In another study, researchers found that caffeine may assist in memory attention and cognitive ability in women over the age of 65. While it doesn’t stave off the development of dementia, it does appear to slow down the process. In fact, the improvement got significantly better with age: Coffee drinkers were 30% less likely to have a decline in memory at the age of 65 and 70% less likely over the age of 80!
We carry a diverse selection of Lavazza’s whole bean coffees, and sometimes the bags are puffier than others, so we asked our importer to give us the lowdown on bean packaging.
It’s fundamental to their freshness that they are packed in manner that will give them a long shelf life — if they’re allowed to oxidize, flavor compounds and aromatic properties will slowly degrade. To preserve freshness, Lavazza immediately packs their beans directly after roasting in high-barrier multilayer material that guarantees perfect vacuum packaging.

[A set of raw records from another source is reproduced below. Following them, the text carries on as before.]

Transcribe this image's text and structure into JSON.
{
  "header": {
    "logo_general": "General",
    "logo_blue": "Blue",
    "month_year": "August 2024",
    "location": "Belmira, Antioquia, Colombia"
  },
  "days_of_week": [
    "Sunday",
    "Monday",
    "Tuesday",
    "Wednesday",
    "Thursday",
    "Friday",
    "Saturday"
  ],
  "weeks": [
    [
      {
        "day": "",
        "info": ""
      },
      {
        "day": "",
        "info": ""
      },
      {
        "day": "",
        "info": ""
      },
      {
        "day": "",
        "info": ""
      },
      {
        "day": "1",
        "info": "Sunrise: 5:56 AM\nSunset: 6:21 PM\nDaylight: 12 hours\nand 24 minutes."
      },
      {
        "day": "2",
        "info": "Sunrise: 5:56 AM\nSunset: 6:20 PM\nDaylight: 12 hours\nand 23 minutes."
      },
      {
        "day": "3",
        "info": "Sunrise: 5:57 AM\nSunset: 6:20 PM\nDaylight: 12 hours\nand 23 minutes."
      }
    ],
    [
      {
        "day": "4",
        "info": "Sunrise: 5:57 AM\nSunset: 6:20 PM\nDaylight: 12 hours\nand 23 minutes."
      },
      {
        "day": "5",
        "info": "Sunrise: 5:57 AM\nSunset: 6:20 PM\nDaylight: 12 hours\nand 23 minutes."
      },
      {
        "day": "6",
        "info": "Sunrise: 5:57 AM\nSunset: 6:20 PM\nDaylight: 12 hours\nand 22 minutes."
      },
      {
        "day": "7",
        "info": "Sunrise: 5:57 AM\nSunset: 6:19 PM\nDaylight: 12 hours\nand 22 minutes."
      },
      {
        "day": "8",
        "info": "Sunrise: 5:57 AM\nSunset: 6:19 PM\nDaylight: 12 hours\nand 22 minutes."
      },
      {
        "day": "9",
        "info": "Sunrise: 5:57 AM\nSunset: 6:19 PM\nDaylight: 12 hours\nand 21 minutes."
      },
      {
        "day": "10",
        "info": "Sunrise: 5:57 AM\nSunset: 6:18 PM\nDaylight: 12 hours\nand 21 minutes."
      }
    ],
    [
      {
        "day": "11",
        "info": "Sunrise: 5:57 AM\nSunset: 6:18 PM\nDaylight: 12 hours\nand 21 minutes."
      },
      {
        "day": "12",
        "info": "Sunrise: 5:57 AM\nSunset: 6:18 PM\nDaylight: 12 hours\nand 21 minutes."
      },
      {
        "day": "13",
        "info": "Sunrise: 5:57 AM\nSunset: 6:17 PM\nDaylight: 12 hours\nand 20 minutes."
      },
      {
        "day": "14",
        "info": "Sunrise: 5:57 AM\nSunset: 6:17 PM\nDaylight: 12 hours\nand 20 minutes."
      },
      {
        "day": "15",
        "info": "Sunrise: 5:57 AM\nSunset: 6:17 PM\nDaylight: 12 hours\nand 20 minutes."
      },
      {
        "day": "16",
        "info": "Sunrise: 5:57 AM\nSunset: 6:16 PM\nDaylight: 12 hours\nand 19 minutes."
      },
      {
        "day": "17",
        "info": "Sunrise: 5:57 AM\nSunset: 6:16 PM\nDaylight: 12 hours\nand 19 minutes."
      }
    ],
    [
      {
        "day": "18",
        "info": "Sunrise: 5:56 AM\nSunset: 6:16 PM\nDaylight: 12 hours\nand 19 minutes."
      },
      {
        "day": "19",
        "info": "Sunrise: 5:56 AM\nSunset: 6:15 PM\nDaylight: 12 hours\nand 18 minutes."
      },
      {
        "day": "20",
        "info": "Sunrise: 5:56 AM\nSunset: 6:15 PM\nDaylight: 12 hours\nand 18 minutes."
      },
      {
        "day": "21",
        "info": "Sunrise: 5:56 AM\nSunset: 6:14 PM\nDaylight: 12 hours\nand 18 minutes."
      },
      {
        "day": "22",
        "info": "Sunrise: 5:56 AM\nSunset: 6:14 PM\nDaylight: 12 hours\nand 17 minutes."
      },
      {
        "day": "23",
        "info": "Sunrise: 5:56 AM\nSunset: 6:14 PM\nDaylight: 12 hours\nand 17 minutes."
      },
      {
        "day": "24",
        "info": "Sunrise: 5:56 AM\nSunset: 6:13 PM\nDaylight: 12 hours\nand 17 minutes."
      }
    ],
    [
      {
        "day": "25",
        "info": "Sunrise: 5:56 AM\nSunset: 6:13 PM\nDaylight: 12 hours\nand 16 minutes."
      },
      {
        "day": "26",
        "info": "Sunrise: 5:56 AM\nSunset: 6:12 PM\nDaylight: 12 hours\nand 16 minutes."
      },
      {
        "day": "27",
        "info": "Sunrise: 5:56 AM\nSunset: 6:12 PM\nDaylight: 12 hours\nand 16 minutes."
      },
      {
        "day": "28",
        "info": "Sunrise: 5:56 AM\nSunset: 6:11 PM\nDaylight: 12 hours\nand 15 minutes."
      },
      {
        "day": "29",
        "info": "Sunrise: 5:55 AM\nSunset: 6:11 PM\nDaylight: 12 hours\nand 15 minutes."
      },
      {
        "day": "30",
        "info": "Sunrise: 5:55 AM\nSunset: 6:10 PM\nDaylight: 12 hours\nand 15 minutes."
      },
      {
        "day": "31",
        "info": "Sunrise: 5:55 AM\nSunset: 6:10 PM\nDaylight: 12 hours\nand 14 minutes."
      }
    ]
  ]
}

The roasting process, however, allows for the release of carbon dioxide and this represents 90% of the gas that forms inside of the package. To keep the bag from bursting, one-way valves are sealed into the package to allow the gas to escape without letting any air in. This one-way valve system guarantees vacuum packaging, even though the bag may sometimes be “puffy” and not compact.
Perk up your favorite cocktail with a little homemade coffee liqueur! Our favorite is a recipe from A.J. Rathbun (author of Luscious Liqueurs):
- 1/4 cup instant espresso powder
- 2 & 1/2 cups light brown sugar
- 1 cup water
- 1/4 cup whole coffee beans of your choice
- 3 cups brandy
- 1 teaspoon pure vanilla extract
- Combine instant espresso powder, sugar and water in a medium-size saucepan over medium-high heat; stir occasionally until mixture is almost at a boil.
- Lower heat & keep it at a low simmer for 5 minutes.
- Turn off heat and let syrup cool completely in the pan.
- Put syrup, coffee beans and brandy in a glass container with a tight lid, stir well.
- Seal and place the container in a cool, dry spot away from sunlight.
- Let mixture sit for 2 weeks — swirling it occasionally.
- After 2 weeks, add vanilla, stir again and reseal. Let it sit again for 2 more weeks in a cool, dry spot away from sunlight.
- Carefully strain liqueur through a double layer of cheesecloth into a pitcher.
- Strain again through two new layers of cheesecloth into one large bottle or a number of smaller bottles — your preference.
Makes about 3 pints.
We just got in a batch of Kenneth Davids’ seminal coffee book, Coffee: A Guide to Buying, Brewing and Enjoying and we highly recommend it to anyone who is interested in an in-depth explanation of pretty much all there is to know about coffee.
Covering the entire lifecycle of your favorite bean, this book talks about history, agriculture, roasting, tasting, grinding, brewing and serving — a resource-rich compendium that will most certainly answer any coffee-related question you might have had.
Kenneth also authors the website Coffee Review, which provides detailed assessments of hundreds of different coffees from around the world. If you’re looking into trying out some new coffees, his website is definitely a place to start your research.